→ **DATA FOR THIS EXERCISE**
----

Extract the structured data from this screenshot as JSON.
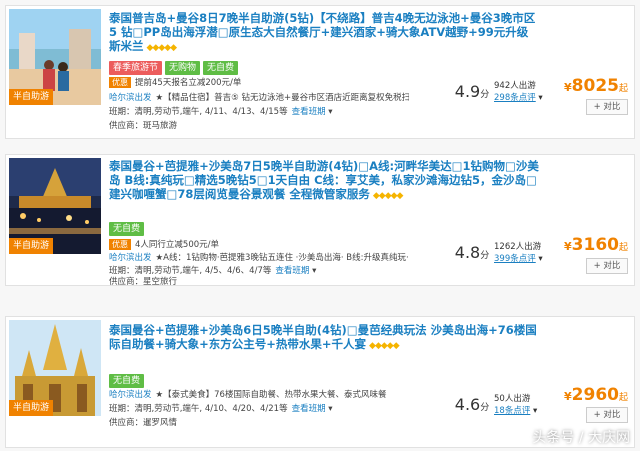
{
  "listings": [
    {
      "title": "泰国普吉岛+曼谷8日7晚半自助游(5钻)【不绕路】普吉4晚无边泳池+曼谷3晚市区5 钻□PP岛出海浮潜□原生态大自然餐厅+建兴酒家+骑大象ATV越野+99元升级斯米兰",
      "badge": "半自助游",
      "chips": [
        {
          "label": "春季旅游节",
          "color": "red"
        },
        {
          "label": "无购物",
          "color": "green"
        },
        {
          "label": "无自费",
          "color": "green"
        }
      ],
      "promo_tag": "优惠",
      "promo_text": "提前45天报名立减200元/单",
      "depart": "哈尔滨出发",
      "desc": "★【精品住宿】普吉⑤ 钻无边泳池+曼谷市区酒店近距离复权免税扫货!",
      "schedule_prefix": "班期：",
      "schedule": "清明,劳动节,端午, 4/11、4/13、4/15等",
      "schedule_link": "查看班期",
      "supplier_prefix": "供应商：",
      "supplier": "斑马旅游",
      "score": "4.9",
      "score_unit": "分",
      "travelers": "942人出游",
      "reviews": "298条点评",
      "price_cur": "¥",
      "price": "8025",
      "price_suffix": "起",
      "compare_label": "+ 对比"
    },
    {
      "title": "泰国曼谷+芭提雅+沙美岛7日5晚半自助游(4钻)□A线:河畔华美达□1钻购物□沙美岛 B线:真纯玩□精选5晚钻5□1天自由 C线：享艾美，私家沙滩海边钻5，金沙岛□建兴咖喱蟹□78层阅览曼谷景观餐 全程微管家服务",
      "badge": "半自助游",
      "chips": [
        {
          "label": "无自费",
          "color": "green"
        }
      ],
      "promo_tag": "优惠",
      "promo_text": "4人同行立减500元/单",
      "depart": "哈尔滨出发",
      "desc": "★A线：1钻购物·芭提雅3晚钻五连住 ·沙美岛出海· B线:升级真纯玩··1天自由·",
      "schedule_prefix": "班期：",
      "schedule": "清明,劳动节,端午, 4/5、4/6、4/7等",
      "schedule_link": "查看班期",
      "supplier_prefix": "供应商：",
      "supplier": "星空旅行",
      "score": "4.8",
      "score_unit": "分",
      "travelers": "1262人出游",
      "reviews": "399条点评",
      "price_cur": "¥",
      "price": "3160",
      "price_suffix": "起",
      "compare_label": "+ 对比"
    },
    {
      "title": "泰国曼谷+芭提雅+沙美岛6日5晚半自助(4钻)□曼芭经典玩法 沙美岛出海+76楼国际自助餐+骑大象+东方公主号+热带水果+千人宴",
      "badge": "半自助游",
      "chips": [
        {
          "label": "无自费",
          "color": "green"
        }
      ],
      "promo_tag": "",
      "promo_text": "",
      "depart": "哈尔滨出发",
      "desc": "★【泰式美食】76楼国际自助餐、热带水果大餐、泰式风味餐",
      "schedule_prefix": "班期：",
      "schedule": "清明,劳动节,端午, 4/10、4/20、4/21等",
      "schedule_link": "查看班期",
      "supplier_prefix": "供应商：",
      "supplier": "暹罗风情",
      "score": "4.6",
      "score_unit": "分",
      "travelers": "50人出游",
      "reviews": "18条点评",
      "price_cur": "¥",
      "price": "2960",
      "price_suffix": "起",
      "compare_label": "+ 对比"
    }
  ],
  "diamonds": "◆◆◆◆◆",
  "watermark": "头条号 / 大庆网",
  "colors": {
    "link": "#1a7fc1",
    "price": "#f08200",
    "green_chip": "#5fbd45",
    "red_chip": "#ec5c5c"
  }
}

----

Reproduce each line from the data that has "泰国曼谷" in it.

      "title": "泰国曼谷+芭提雅+沙美岛7日5晚半自助游(4钻)□A线:河畔华美达□1钻购物□沙美岛 B线:真纯玩□精选5晚钻5□1天自由 C线：享艾美，私家沙滩海边钻5，金沙岛□建兴咖喱蟹□78层阅览曼谷景观餐 全程微管家服务",
      "title": "泰国曼谷+芭提雅+沙美岛6日5晚半自助(4钻)□曼芭经典玩法 沙美岛出海+76楼国际自助餐+骑大象+东方公主号+热带水果+千人宴",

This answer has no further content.